And then there were eight. As Qatar’s World Cup finally gives us all a day off, there’s a moment to pause and ponder. We’re 56 games down with just eight games and eight teams remaining. It still looks a wide-open tournament. But what gives each team cause for optimism and concern?
Louis van Gaal’s Oranje summer has been a highlight of this desert winter. In a tournament where so many of the contenders seem so evenly matched, the difference can come on the sideline. That’s where the Dutch have an advantage over probably all of the rest. Memphis Depay getting back among the goals is key. Virgil van Dijk finding renewed solidity alongside the excellent Nathan Ake bodes well too.
Do they have enough quality? They have pieces for sure but enough to make it all the way to that piece of gold? We’re still not sure. Frenkie De Jong hasn’t found a perfect partner yet. Andries Noppert can surely not maintain such a nerveless transition to international football
To paraphrase the entire 90-minute commentary of BeIn Sport’s Arabic announcer last Saturday night: ‘Messi, Messi, Messi, Messi.” The little man is on a mission here and has thus far accomplished every step, even getting some help along the way, Julian Alvarez stepping forward as a worthy sidekick. Argentina have momentum and have harnessed the huge emotional heaviness of their nights here to connect the fans and team as one.
They’re undercooked. In hindsight, Group B was likely the World Cup’s weakest and Australia the least talented of all knockout teams. While Enzo Fernandez has dazzled, the midfield remains a concern and a class team will likely find holes there.
They’ve managed to slow teams down to their pace, which is slower than ever. Against Canada, Japan and even Morocco the old masters in midfield brought the tempo down just enough for them to pull more of the strings. Luka Modric’s class still shines, if a little less consistently and Ivan Perisic remains one of international football’s biggest game players.
How will they cope if they cannot successfully keep things at a walking pace?
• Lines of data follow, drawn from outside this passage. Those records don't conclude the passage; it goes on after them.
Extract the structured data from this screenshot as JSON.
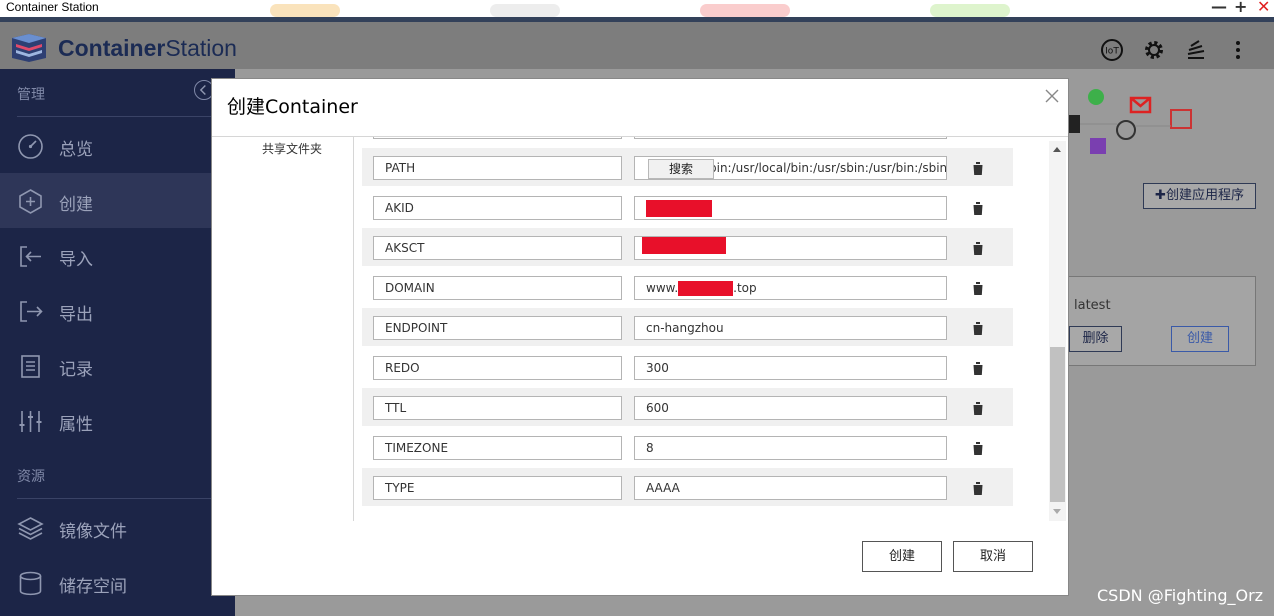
{
  "window": {
    "title": "Container Station",
    "minimize": "—",
    "maximize": "+",
    "close": "✕"
  },
  "header": {
    "brand_bold": "Container",
    "brand_light": "Station",
    "icons": [
      "iot-icon",
      "gear-icon",
      "stack-icon",
      "more-vert-icon"
    ],
    "iot_label": "IoT"
  },
  "sidebar": {
    "section_manage": "管理",
    "section_resources": "资源",
    "items": [
      {
        "label": "总览",
        "icon": "dashboard-icon"
      },
      {
        "label": "创建",
        "icon": "create-icon",
        "active": true
      },
      {
        "label": "导入",
        "icon": "import-icon"
      },
      {
        "label": "导出",
        "icon": "export-icon"
      },
      {
        "label": "记录",
        "icon": "log-icon"
      },
      {
        "label": "属性",
        "icon": "properties-icon"
      },
      {
        "label": "镜像文件",
        "icon": "images-icon"
      },
      {
        "label": "储存空间",
        "icon": "storage-icon"
      }
    ]
  },
  "background": {
    "create_app_button": "创建应用程序",
    "tag_text": "latest",
    "delete_button": "删除",
    "create_button": "创建"
  },
  "modal": {
    "title": "创建Container",
    "side_label": "共享文件夹",
    "tooltip": "搜索",
    "env_rows": [
      {
        "key": "PATH",
        "value": "/usr/local/sbin:/usr/local/bin:/usr/sbin:/usr/bin:/sbin:/bin",
        "visible_value": "bin:/usr/local/bin:/usr/sbin:/usr/bin:/sbin:/t"
      },
      {
        "key": "AKID",
        "value": ""
      },
      {
        "key": "AKSCT",
        "value": ""
      },
      {
        "key": "DOMAIN",
        "value_prefix": "www.",
        "value_suffix": ".top"
      },
      {
        "key": "ENDPOINT",
        "value": "cn-hangzhou"
      },
      {
        "key": "REDO",
        "value": "300"
      },
      {
        "key": "TTL",
        "value": "600"
      },
      {
        "key": "TIMEZONE",
        "value": "8"
      },
      {
        "key": "TYPE",
        "value": "AAAA"
      }
    ],
    "create_button": "创建",
    "cancel_button": "取消"
  },
  "watermark": "CSDN @Fighting_Orz",
  "colors": {
    "sidebar_bg": "#1c2547",
    "brand": "#1b2b54",
    "redaction": "#e8102a",
    "close_red": "#e02020"
  }
}
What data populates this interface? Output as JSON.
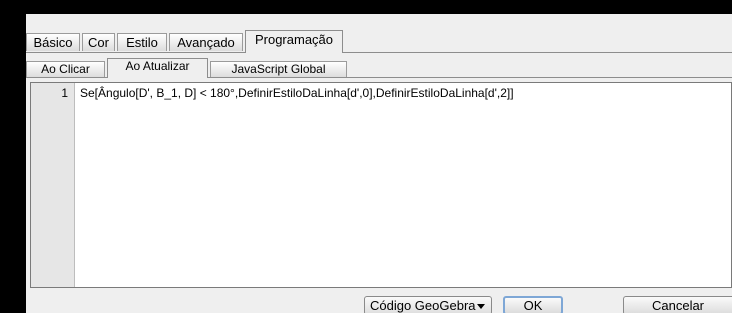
{
  "top_tabs": [
    {
      "label": "Básico"
    },
    {
      "label": "Cor"
    },
    {
      "label": "Estilo"
    },
    {
      "label": "Avançado"
    },
    {
      "label": "Programação",
      "active": true
    }
  ],
  "sub_tabs": [
    {
      "label": "Ao Clicar"
    },
    {
      "label": "Ao Atualizar",
      "active": true
    },
    {
      "label": "JavaScript Global"
    }
  ],
  "editor": {
    "line_number": "1",
    "code": "Se[Ângulo[D', B_1, D] < 180°,DefinirEstiloDaLinha[d',0],DefinirEstiloDaLinha[d',2]]"
  },
  "footer": {
    "script_type": "Código GeoGebra",
    "ok_label": "OK",
    "cancel_label": "Cancelar"
  },
  "colors": {
    "panel_bg": "#efefef",
    "ok_border": "#7ea7d6"
  }
}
Should Brazil show the injection of pace that scrambled Korean minds, you reckon a defence with Dejan Lovren at its core could feel the heat.
Did you see that 29 minutes on Monday night? Need we say more? Alright, just a little then. As irresistibly good as their attacking was, there were other highlights that matter just as much: Alisson was imperious in goal, Eder Militao again excelled in unfamiliar right-back terrain, Casemiro looks like the best defensive midfielder here or anywhere. Neymar is purring. It all feels…right.
We’re scraping a little but that’s the point. The full backs, Militao a central defender on the right and Danilo a right back on the left, are outperforming expectations but a regression could really hurt them. Can Casemiro keep covering so much territory with such authority? Will all the dancing hurt them? A definite no on that last, nonsensical one.
Gareth Southgate’s team have found new ways to rouse themselves from slumber. They do sleep on the job — often — but they are the top scorers here with 12 goals shared around eight scorers. Jude Bellingham’s tour de force against Senegal was the kind of performance which suggests more of the same to come. They’ll need him. The French midfield has been weakened and he could potentially dominate again.
Jacob Harry Maguire. The defence has held firm since a couple of Iranian consolations in their opener but Maguire and John Stones have offered flickering glimpses of the cracks which remain. Kyle Walker getting burnt by Ismaila Sarr last time hardly built confidence for what’s to come. Should Southgate go back to a five-man defence, they may suffer further upfield.
Didier Deschamps lost a Ballon D’Or winner and found the most complete attacking unit in the tournament. France’s frontline have helped make light of the raft of injuries that threatened to completely derail the defence of their crown. Kylian Mbappé has been Qatar’s most consistently brilliant player. The English defence, around which doubts have already swirled, will have to find a performance above any in their recent history.
The strength in depth that we’ve all wondered at has been tested so severely that it’s struggled to find a passing grade. Minus Benzema, Pogba, Kante and Nkunku, there aren’t a lot of game-changing options off the bench. Theo Hernandez must stay fit at left back and Jules Koundé’s switch to right back needs to stay seamless.
No team, yes even Argentina, have such a feeling of destiny about them here. Walid Regragui has built a camp who are adamant that the quarter-finals is not the height of their ambitions. They have now knocked off Belgium and Spain and have the Arab world and Africa under their wings. In Achraf Hakimi and Sofyan Amrabat they have two of the tournaments best performers.
The physical toll of their efforts against Spain looked to be huge. Defensive rock Nayef Aguerd came off injured and while the starting XI is packed with talent, things drop off significantly on the bench.
Bruno Fernandes has clearly decided to just ignore the Ronaldo-shaped shadow and run rings around it instead. That’s paid huge dividends. Ditto for Joao Felix and AC Milan’s Rafael Leão has shown flashes of brilliance.
Ronaldo’s presence dominates everything and so a first quarter-final place in 16 years is also turned into a debate on his future and place in the team. Pepe’s raging against the dying of the light (and everything else in the world) has been impressive but we’re not so sure it can last.